In part one of this series we said that when managers fail to lead effectively it’s not because they can’t master numbers, but because they try to master people or attempt to manipulate them. As a result, one of the traps managers fall prey to in this area is when they try to manage everyone on their team the same way or attempt to manage them as a group. It doesn’t work. Effective managers, understanding the essential differences between the people on their team, and being aware of their strengths and weaknesses, manage them as individuals. All good management is essentially one-on-one.
Managing people as a group is a weak management style but if this approach is so ineffective, why do so many managers try it? Some are simply lazy and being unwilling to take the time to do their jobs properly, attempt to do a week's worth of work during a staff meeting. They don’t fool their staff for a second. Others have never mastered the basic skill of looking another person in the eyes and simply saying what's on their minds. For them the back wall of the meeting room is the focus of their management effort. Still others see the staff meeting as an expression of power and attack people on issues that should be handled one-on-one. When we let our ego get out in front of us, we have a tendency to attack people and in doing so, we fail them…..and ourselves.
Wise managers make the effort to get with their people one-to-one when dealing with specific problems or issues. They also remain highly ‘aware’ and available. When employees are angry, dejected or tense, they pick up on that and steer them somewhere they’re able to talk in private. You will have scores of opportunities to help the people who depend on you if you remember that you were hired to manage people, and achieve results through them!
We occasionally hear a frustrated manager declare a particular person a lost cause when they don’t respond in the same way another did to a particular technique or approach. But a technique that serves you well with one individual may be useless when used with another so good management also involves selection as well as application.
All effective managers use a mix of different managerial styles or approaches, varying them to match the employee's needs, emotions or the situation. What they’ve discovered is that there’s no right or wrong way to manage! If it works it’s good, if it doesn’t work it’s bad. Let’s take a look at four different approaches used by effective managers.

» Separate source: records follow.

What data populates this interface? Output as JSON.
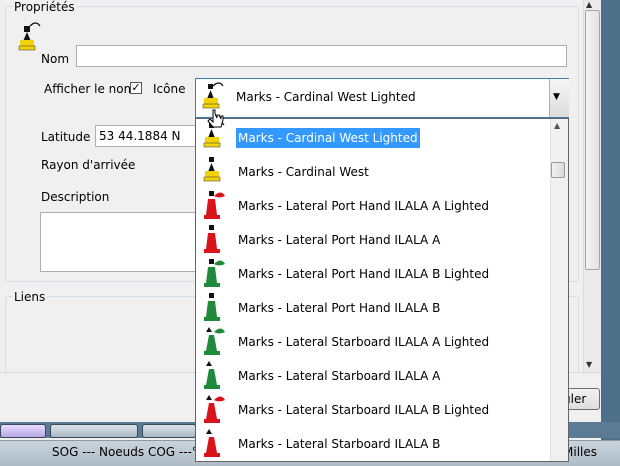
{
  "properties": {
    "legend": "Propriétés",
    "name_label": "Nom",
    "name_value": "",
    "show_name_label": "Afficher le nom",
    "show_name_checked": true,
    "icon_label": "Icône",
    "latitude_label": "Latitude",
    "latitude_value": "53 44.1884 N",
    "arrival_radius_label": "Rayon d'arrivée",
    "description_label": "Description",
    "description_value": ""
  },
  "links": {
    "legend": "Liens"
  },
  "icon_combo": {
    "selected": "Marks - Cardinal West Lighted"
  },
  "dropdown": {
    "items": [
      {
        "label": "Marks - Cardinal West Lighted",
        "icon": "cardinal-west-lighted-icon",
        "color": "#f2d20a",
        "selected": true
      },
      {
        "label": "Marks - Cardinal West",
        "icon": "cardinal-west-icon",
        "color": "#f2d20a",
        "selected": false
      },
      {
        "label": "Marks - Lateral Port Hand ILALA A Lighted",
        "icon": "port-hand-lighted-icon",
        "color": "#d9141b",
        "selected": false
      },
      {
        "label": "Marks - Lateral Port Hand ILALA A",
        "icon": "port-hand-icon",
        "color": "#d9141b",
        "selected": false
      },
      {
        "label": "Marks - Lateral Port Hand ILALA B Lighted",
        "icon": "port-hand-b-lighted-icon",
        "color": "#1f8a3a",
        "selected": false
      },
      {
        "label": "Marks - Lateral Port Hand ILALA B",
        "icon": "port-hand-b-icon",
        "color": "#1f8a3a",
        "selected": false
      },
      {
        "label": "Marks - Lateral Starboard ILALA A Lighted",
        "icon": "starboard-lighted-icon",
        "color": "#1f8a3a",
        "selected": false
      },
      {
        "label": "Marks - Lateral Starboard ILALA A",
        "icon": "starboard-icon",
        "color": "#1f8a3a",
        "selected": false
      },
      {
        "label": "Marks - Lateral Starboard ILALA B Lighted",
        "icon": "starboard-b-lighted-icon",
        "color": "#d9141b",
        "selected": false
      },
      {
        "label": "Marks - Lateral Starboard ILALA B",
        "icon": "starboard-b-icon",
        "color": "#d9141b",
        "selected": false
      }
    ]
  },
  "buttons": {
    "cancel_label": "uler"
  },
  "status": {
    "left": "SOG --- Noeuds COG ---°",
    "right": "Milles"
  }
}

When a manager uses Autocratic Management as a style and says "Do it this way, I said so'', this manager is drawing on self-strength. Two factors determine whether or not autocratic management is appropriate; the circumstances and who is being managed. There are times when this is the only way to deal with a situation. When the bullets are flying, or the building is on fire, you don’t call a meeting; someone takes charge and tells people what to do. Remember, no right or wrong way to manage. If it works it’s good, if it doesn’t work it’s bad!
Managers using Bureaucratic Management are managing by the the rule book. Because we often overwork bureaucratic management, many of us don’t look at company policy as a tool; instead we use it as a weapon to force people into submission. However there are some employees who not only want bureaucratic management, they want it in abundance for the satisfaction they curiously receive from regimentation. Remember, no right or wrong. If it works it’s good, if it doesn’t work it’s bad!
A third management style, Democratic Management, doesn’t mean letting people vote. When we let the team vote, when we let employees make management decisions, that's not democratic management, that’s an abdication of our responsibilities. With democratic management what we’re really looking to do is let people participate in the decision-making process by seeking and discussing their feedback, ideas and opinions.
The last style we’ll discuss is Idiosyncratic Management. This is really misnamed because all good management is idiosyncratic, because all good management is one-to-one and attuned to the individual. When we use the term idiosyncratic management, we’re referring to the extremes of personality, extremes that are literally idiosyncrasies.
To avoid the trap of managing everyone the same, remember…..no right or wrong, if it works it’s good, if it doesn’t work it’s bad! and you need to know your employees as well as you know your family so use an approach that works with each individual.
In our next post in this series we'll discuss Major Mistake #5 "Concentrating on problems not objectives".